[Data records for software interfaces]
++++++

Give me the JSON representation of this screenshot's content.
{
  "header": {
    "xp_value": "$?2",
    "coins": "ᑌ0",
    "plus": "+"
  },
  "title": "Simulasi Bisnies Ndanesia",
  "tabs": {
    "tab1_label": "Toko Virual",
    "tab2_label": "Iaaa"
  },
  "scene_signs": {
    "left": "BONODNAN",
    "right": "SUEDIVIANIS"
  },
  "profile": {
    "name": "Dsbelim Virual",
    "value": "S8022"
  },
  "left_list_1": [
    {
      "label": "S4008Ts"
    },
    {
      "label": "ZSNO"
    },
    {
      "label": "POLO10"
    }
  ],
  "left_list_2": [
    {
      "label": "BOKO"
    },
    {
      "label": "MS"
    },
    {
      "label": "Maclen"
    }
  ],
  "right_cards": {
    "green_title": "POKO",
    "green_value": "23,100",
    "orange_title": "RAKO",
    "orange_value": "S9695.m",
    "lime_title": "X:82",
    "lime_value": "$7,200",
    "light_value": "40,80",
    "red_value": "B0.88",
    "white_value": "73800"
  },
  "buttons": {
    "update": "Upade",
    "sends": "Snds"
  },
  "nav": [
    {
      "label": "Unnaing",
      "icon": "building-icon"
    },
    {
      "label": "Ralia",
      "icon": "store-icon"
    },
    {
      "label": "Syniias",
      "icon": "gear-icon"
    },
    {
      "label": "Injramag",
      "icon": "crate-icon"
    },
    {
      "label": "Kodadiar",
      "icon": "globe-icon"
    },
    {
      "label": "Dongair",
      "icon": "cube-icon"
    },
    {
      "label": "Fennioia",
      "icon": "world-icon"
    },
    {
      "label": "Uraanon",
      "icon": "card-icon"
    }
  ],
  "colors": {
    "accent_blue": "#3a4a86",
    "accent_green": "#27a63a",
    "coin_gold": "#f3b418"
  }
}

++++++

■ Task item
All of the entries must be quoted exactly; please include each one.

■ Worked solution
Give me the JSON representation of this screenshot's content.
{
  "header": {
    "xp_value": "$?2",
    "coins": "ᑌ0",
    "plus": "+"
  },
  "title": "Simulasi Bisnies Ndanesia",
  "tabs": {
    "tab1_label": "Toko Virual",
    "tab2_label": "Iaaa"
  },
  "scene_signs": {
    "left": "BONODNAN",
    "right": "SUEDIVIANIS"
  },
  "profile": {
    "name": "Dsbelim Virual",
    "value": "S8022"
  },
  "left_list_1": [
    {
      "label": "S4008Ts"
    },
    {
      "label": "ZSNO"
    },
    {
      "label": "POLO10"
    }
  ],
  "left_list_2": [
    {
      "label": "BOKO"
    },
    {
      "label": "MS"
    },
    {
      "label": "Maclen"
    }
  ],
  "right_cards": {
    "green_title": "POKO",
    "green_value": "23,100",
    "orange_title": "RAKO",
    "orange_value": "S9695.m",
    "lime_title": "X:82",
    "lime_value": "$7,200",
    "light_value": "40,80",
    "red_value": "B0.88",
    "white_value": "73800"
  },
  "buttons": {
    "update": "Upade",
    "sends": "Snds"
  },
  "nav": [
    {
      "label": "Unnaing",
      "icon": "building-icon"
    },
    {
      "label": "Ralia",
      "icon": "store-icon"
    },
    {
      "label": "Syniias",
      "icon": "gear-icon"
    },
    {
      "label": "Injramag",
      "icon": "crate-icon"
    },
    {
      "label": "Kodadiar",
      "icon": "globe-icon"
    },
    {
      "label": "Dongair",
      "icon": "cube-icon"
    },
    {
      "label": "Fennioia",
      "icon": "world-icon"
    },
    {
      "label": "Uraanon",
      "icon": "card-icon"
    }
  ],
  "colors": {
    "accent_blue": "#3a4a86",
    "accent_green": "#27a63a",
    "coin_gold": "#f3b418"
  }
}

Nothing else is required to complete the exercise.